William Empson was an ethical critic from the outset. He pioneered the techniques of "verbal criticism" chiefly to promote tolerance of cultural and historical differences, and to discourage the sacrifice of self or others to any form of irrationalism. In his later work, Empson's growing obsession with the horror of the Crucifixion, both as event and as symbol, together with his interest in the mediatory forms of pantheism and vitalism, are all enlisted in support of the campaign against human sacrifice in all its guises, which was already being waged in """Seven Types of Ambiguity."
"William Empson" provides the most coherent account to date of this versatile critic's career, and also serves to discredit the appropriation of his name in recent polemic by the conflicting parties of deconstruction and politicized cultural criticism. Readers concerned with criticism's history and potential scope will find this study of interest.
Series: Critics of the Twentieth Century
Tertiary; University or College
Number Of Pages: 196
Published: 7th November 1991
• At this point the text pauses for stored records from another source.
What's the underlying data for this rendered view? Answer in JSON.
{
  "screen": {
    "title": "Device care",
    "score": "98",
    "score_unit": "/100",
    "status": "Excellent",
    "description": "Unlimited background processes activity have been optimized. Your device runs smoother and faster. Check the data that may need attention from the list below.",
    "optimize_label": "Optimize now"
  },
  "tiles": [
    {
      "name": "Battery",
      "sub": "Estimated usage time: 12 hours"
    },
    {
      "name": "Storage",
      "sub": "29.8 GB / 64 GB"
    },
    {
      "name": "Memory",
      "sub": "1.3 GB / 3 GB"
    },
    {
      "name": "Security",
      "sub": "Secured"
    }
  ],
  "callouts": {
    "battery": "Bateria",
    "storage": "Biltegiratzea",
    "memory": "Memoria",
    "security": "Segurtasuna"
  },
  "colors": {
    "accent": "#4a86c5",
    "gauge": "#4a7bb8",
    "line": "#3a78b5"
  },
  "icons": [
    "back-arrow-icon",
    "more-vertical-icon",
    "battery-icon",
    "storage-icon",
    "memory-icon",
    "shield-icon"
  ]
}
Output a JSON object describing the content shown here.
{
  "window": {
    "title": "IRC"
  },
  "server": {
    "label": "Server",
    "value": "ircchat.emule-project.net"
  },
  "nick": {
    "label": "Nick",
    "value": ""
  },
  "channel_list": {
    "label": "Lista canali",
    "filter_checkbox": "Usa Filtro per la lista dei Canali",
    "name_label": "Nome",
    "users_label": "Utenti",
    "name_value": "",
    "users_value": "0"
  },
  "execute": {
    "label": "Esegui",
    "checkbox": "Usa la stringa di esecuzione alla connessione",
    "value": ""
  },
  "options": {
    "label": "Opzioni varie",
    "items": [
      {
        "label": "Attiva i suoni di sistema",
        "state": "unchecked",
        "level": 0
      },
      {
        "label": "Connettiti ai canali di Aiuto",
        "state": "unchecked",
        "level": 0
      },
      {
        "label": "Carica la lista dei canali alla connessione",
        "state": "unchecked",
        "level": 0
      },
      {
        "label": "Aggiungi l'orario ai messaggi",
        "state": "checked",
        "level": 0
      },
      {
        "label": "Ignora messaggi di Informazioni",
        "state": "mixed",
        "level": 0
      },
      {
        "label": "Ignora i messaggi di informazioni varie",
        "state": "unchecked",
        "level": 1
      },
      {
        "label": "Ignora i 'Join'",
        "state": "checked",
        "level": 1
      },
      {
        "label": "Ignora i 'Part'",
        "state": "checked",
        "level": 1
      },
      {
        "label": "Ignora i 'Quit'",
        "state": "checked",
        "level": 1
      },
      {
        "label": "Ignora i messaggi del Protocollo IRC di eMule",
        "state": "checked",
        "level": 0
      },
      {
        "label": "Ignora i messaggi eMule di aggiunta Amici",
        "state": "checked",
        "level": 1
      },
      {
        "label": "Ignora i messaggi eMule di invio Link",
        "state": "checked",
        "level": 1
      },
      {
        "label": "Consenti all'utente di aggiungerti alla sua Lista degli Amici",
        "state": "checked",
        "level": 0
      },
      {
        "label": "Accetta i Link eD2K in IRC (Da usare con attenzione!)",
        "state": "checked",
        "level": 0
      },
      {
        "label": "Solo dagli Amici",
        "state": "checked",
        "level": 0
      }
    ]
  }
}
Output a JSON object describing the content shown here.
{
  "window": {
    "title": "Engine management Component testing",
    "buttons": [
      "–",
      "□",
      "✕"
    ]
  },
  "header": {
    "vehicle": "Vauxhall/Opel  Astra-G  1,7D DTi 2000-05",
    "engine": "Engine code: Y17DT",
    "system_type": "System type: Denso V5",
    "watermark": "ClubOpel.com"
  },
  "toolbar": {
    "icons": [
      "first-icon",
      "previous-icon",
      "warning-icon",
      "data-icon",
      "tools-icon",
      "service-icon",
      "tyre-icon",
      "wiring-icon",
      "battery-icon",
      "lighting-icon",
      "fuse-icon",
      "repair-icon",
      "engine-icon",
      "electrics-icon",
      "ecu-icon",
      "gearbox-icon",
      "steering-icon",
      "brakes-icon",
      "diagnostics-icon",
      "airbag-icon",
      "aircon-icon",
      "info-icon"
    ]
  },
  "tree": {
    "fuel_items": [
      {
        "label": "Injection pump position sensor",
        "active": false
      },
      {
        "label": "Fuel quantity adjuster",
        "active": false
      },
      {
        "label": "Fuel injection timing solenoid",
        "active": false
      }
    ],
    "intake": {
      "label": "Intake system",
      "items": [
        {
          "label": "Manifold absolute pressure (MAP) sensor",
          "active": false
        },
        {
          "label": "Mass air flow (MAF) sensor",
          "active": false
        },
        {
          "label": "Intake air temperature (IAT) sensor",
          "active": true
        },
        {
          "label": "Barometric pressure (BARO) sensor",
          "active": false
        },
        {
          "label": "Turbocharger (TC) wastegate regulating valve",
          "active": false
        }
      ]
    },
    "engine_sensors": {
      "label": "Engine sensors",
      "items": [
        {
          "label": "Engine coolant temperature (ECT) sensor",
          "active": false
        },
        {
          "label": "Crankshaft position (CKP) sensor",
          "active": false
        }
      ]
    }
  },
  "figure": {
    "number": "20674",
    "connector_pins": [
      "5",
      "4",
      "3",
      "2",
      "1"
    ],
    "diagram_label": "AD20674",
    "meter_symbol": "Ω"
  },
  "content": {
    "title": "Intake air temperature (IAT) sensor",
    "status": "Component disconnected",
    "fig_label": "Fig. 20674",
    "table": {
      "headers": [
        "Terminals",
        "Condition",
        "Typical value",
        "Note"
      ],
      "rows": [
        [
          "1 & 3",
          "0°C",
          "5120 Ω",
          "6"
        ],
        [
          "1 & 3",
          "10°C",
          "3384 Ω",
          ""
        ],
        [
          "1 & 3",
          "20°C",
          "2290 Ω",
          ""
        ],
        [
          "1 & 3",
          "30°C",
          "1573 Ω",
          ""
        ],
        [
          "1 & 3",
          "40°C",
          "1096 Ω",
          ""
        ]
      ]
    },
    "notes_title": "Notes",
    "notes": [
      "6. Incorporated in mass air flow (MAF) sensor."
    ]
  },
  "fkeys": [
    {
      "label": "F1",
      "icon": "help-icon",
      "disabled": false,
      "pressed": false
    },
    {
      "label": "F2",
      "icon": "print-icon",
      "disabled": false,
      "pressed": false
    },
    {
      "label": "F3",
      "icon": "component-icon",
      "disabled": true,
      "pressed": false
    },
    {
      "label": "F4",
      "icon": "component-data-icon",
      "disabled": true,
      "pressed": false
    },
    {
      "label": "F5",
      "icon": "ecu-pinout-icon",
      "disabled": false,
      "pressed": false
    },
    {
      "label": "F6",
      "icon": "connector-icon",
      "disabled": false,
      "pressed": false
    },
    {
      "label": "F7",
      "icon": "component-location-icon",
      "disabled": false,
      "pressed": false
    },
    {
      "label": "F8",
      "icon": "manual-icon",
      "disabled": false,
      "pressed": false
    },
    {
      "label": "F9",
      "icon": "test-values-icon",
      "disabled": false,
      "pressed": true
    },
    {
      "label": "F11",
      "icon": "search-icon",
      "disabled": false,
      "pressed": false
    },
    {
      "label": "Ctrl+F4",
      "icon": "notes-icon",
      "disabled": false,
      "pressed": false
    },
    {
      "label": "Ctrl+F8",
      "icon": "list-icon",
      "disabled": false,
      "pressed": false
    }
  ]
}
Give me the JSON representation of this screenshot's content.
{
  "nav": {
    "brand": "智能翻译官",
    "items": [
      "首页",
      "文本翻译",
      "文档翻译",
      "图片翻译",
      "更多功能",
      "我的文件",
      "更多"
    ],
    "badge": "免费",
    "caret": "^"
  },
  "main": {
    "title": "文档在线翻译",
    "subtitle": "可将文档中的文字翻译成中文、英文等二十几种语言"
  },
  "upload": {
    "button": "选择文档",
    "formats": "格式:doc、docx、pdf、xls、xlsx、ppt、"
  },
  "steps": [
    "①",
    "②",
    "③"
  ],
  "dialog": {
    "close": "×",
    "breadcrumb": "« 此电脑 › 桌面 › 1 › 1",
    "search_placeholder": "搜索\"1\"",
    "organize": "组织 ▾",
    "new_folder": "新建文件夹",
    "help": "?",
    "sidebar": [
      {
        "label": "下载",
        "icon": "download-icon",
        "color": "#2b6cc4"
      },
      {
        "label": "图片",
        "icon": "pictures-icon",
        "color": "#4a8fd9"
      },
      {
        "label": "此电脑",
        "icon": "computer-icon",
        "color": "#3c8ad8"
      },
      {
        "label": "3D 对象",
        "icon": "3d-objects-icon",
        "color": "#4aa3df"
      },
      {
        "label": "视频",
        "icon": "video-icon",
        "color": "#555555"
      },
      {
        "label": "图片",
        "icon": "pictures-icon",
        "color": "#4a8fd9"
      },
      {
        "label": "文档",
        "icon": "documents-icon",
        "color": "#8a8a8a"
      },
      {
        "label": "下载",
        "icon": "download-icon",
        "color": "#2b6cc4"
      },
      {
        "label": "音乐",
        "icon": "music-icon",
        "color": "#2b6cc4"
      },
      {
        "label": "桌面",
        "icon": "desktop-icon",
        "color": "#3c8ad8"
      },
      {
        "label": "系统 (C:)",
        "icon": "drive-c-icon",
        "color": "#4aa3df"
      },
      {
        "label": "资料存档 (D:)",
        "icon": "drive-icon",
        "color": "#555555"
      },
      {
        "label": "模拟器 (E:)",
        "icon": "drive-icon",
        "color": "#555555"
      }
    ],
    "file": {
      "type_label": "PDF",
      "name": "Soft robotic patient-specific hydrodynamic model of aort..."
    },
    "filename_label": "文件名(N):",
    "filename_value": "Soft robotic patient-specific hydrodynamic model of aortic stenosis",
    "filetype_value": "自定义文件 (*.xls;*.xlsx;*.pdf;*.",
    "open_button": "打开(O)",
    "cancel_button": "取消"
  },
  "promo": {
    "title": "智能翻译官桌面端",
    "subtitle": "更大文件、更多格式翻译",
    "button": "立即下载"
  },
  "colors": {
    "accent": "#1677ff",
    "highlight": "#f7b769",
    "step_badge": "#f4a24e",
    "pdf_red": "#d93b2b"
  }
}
Country of Publication: GB
Dimensions (cm): 22.23 x 13.97
Weight (kg): 0.39
Edition Number: 1